• **Problem to solve**
Report the count of lines holding "handle" in the records, with no other words.

• **Data section**
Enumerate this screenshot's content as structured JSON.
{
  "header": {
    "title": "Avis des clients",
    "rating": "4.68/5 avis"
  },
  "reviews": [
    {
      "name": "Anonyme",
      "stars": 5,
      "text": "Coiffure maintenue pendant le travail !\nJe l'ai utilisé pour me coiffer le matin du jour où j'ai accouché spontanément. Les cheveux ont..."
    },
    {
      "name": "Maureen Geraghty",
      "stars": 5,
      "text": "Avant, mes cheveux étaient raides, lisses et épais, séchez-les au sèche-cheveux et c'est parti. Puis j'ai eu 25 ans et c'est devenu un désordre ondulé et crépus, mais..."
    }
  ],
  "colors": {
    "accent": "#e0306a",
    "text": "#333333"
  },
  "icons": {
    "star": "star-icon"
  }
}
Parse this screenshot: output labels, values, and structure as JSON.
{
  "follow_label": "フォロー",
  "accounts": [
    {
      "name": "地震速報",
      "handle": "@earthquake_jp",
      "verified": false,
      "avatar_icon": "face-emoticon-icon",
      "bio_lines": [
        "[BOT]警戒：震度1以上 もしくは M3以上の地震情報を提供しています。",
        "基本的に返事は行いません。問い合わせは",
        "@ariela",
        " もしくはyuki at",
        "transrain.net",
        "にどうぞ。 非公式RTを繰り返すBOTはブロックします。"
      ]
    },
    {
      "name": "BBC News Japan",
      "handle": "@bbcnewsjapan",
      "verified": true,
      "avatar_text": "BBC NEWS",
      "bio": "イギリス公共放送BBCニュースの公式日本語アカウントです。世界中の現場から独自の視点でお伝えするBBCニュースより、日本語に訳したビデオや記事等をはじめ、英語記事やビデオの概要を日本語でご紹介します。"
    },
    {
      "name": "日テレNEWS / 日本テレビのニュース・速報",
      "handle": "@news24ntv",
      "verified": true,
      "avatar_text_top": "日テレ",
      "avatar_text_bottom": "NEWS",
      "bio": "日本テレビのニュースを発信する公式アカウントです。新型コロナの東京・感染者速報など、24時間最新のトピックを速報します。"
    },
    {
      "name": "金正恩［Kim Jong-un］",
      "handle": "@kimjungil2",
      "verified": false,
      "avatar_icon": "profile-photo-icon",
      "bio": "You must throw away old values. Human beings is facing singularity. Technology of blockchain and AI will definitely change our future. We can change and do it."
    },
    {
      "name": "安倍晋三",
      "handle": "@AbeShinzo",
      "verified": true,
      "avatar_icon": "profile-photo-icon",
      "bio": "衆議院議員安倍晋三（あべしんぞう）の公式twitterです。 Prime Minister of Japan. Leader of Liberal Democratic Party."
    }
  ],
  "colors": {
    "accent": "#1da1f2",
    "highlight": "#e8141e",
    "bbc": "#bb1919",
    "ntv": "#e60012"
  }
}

• **Result of the exercise**
5